A recent publication by the Governors Highway Safety Association indicates that Drug Related Auto Fatalities Are Becoming More Prevalent Than Alcohol Related fatalities. Specifically, drugs were present in 43% of the fatally injured drivers, which is almost double the percentage with alcohol present (at 22%). Of the drugs present marijuana use associated with auto fatalities increased from past years. The report defines drug in four categories: illegal drugs (narcotics, stimulants and hallucinogens), legal non-medical drugs, over the counter and prescription medications. The report focused on illegal drugs and marijuana. In 2015 57% of fatally injured drivers were tested for drugs. Of this 57%, 34 % were illegal drugs, 35.6% marijuana, 9.3 % were amphetamines and 55.1% were other unclassified drugs.
Colorado, one of the first states to legalize recreational marijuana, had a 48% increase in marijuana related traffic deaths since legalization in 2013. The report also references a survey of Colorado and Washington marijuana users indicating that 43% of those who used marijuana drove under the influence. The reality is regardless of the substance, whether a drug or alcohol, an impaired individual should not decide to drive any vehicle while under the influence.

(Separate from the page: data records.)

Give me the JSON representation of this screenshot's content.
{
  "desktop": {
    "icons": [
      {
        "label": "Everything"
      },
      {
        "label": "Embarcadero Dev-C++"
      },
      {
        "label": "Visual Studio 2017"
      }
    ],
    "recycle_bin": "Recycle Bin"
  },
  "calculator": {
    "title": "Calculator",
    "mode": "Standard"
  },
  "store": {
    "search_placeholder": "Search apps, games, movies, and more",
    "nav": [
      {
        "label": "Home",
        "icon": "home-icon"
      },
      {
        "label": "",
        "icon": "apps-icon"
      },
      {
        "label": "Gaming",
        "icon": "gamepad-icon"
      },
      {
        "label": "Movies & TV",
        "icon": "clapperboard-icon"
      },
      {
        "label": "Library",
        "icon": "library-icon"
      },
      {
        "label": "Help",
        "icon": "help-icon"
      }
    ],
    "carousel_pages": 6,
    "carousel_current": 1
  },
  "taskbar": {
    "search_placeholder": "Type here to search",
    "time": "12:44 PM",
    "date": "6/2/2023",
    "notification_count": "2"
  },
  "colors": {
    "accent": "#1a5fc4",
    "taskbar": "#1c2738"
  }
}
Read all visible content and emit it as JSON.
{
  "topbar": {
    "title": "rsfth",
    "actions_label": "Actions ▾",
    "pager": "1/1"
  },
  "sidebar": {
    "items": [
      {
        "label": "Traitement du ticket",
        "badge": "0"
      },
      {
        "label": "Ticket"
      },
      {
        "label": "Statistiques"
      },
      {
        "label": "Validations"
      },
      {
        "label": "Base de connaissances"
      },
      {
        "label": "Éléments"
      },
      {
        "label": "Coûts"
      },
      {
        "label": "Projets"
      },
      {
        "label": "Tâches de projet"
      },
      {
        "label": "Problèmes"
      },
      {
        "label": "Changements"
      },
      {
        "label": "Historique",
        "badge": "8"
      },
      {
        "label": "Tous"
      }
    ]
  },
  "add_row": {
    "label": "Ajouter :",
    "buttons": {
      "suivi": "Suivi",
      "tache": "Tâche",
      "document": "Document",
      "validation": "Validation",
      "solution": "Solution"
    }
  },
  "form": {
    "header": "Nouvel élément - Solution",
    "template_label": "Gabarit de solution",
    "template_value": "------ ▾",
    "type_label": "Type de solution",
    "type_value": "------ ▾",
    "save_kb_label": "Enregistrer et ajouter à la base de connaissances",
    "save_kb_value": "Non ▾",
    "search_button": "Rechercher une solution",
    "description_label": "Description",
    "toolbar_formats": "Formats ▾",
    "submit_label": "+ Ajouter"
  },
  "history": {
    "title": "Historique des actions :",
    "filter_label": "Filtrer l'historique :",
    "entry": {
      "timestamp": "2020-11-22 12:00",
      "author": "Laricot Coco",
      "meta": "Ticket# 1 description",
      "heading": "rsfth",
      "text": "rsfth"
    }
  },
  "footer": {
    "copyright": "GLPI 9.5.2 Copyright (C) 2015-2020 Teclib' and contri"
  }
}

Arizona has a zero tolerance for the presence of THC and metabolites detected in a driver’s system. Meaning if you are pulled over and tested for THC and metabolites, the State can charge you with driving under the influence. The only exclusion being that medicinal marijuana patient can’t be charged for driving under influence for merely having THC and metabolites in their system, provided the concentrate is not sufficient enough to cause impairment.